> **Your assignment**
From top to bottom, print the listing word for word and skip any pictures it contains.

##### Given records #####

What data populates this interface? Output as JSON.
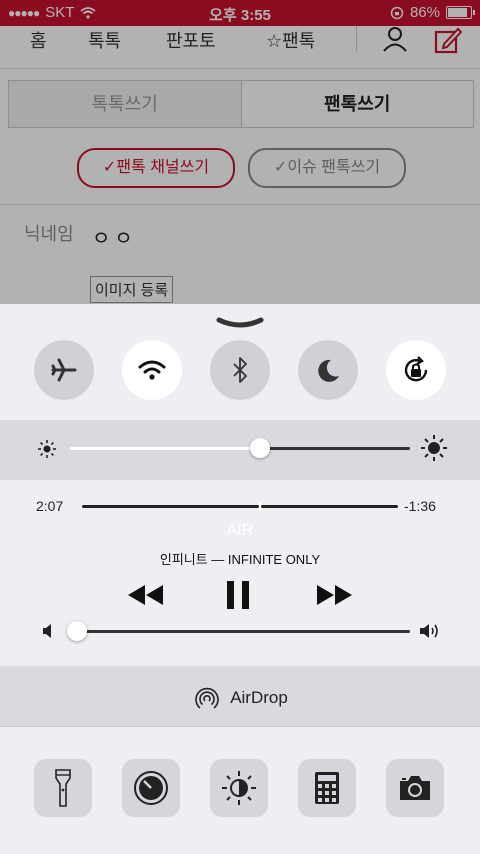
{
  "status": {
    "carrier": "SKT",
    "time": "오후 3:55",
    "battery": "86%"
  },
  "nav": {
    "home": "홈",
    "totok": "톡톡",
    "panpoto": "판포토",
    "pantok": "☆팬톡"
  },
  "tabs": {
    "write_totok": "톡톡쓰기",
    "write_pantok": "팬톡쓰기"
  },
  "buttons": {
    "channel_write": "✓팬톡 채널쓰기",
    "issue_write": "✓이슈 팬톡쓰기",
    "image_register": "이미지 등록"
  },
  "form": {
    "nickname_label": "닉네임",
    "nickname_value": "ㅇㅇ"
  },
  "control_center": {
    "toggles": [
      {
        "name": "airplane-mode",
        "on": false
      },
      {
        "name": "wifi",
        "on": true
      },
      {
        "name": "bluetooth",
        "on": false
      },
      {
        "name": "do-not-disturb",
        "on": false
      },
      {
        "name": "rotation-lock",
        "on": true
      }
    ],
    "brightness": 0.56,
    "music": {
      "elapsed": "2:07",
      "remaining": "-1:36",
      "progress": 0.56,
      "title": "AIR",
      "artist_album": "인피니트 — INFINITE ONLY"
    },
    "volume": 0.02,
    "airdrop_label": "AirDrop",
    "tools": [
      "flashlight",
      "timer",
      "night-shift",
      "calculator",
      "camera"
    ]
  }
}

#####

> **Answer for the task**
What data populates this interface? Output as JSON.
{
  "status": {
    "carrier": "SKT",
    "time": "오후 3:55",
    "battery": "86%"
  },
  "nav": {
    "home": "홈",
    "totok": "톡톡",
    "panpoto": "판포토",
    "pantok": "☆팬톡"
  },
  "tabs": {
    "write_totok": "톡톡쓰기",
    "write_pantok": "팬톡쓰기"
  },
  "buttons": {
    "channel_write": "✓팬톡 채널쓰기",
    "issue_write": "✓이슈 팬톡쓰기",
    "image_register": "이미지 등록"
  },
  "form": {
    "nickname_label": "닉네임",
    "nickname_value": "ㅇㅇ"
  },
  "control_center": {
    "toggles": [
      {
        "name": "airplane-mode",
        "on": false
      },
      {
        "name": "wifi",
        "on": true
      },
      {
        "name": "bluetooth",
        "on": false
      },
      {
        "name": "do-not-disturb",
        "on": false
      },
      {
        "name": "rotation-lock",
        "on": true
      }
    ],
    "brightness": 0.56,
    "music": {
      "elapsed": "2:07",
      "remaining": "-1:36",
      "progress": 0.56,
      "title": "AIR",
      "artist_album": "인피니트 — INFINITE ONLY"
    },
    "volume": 0.02,
    "airdrop_label": "AirDrop",
    "tools": [
      "flashlight",
      "timer",
      "night-shift",
      "calculator",
      "camera"
    ]
  }
}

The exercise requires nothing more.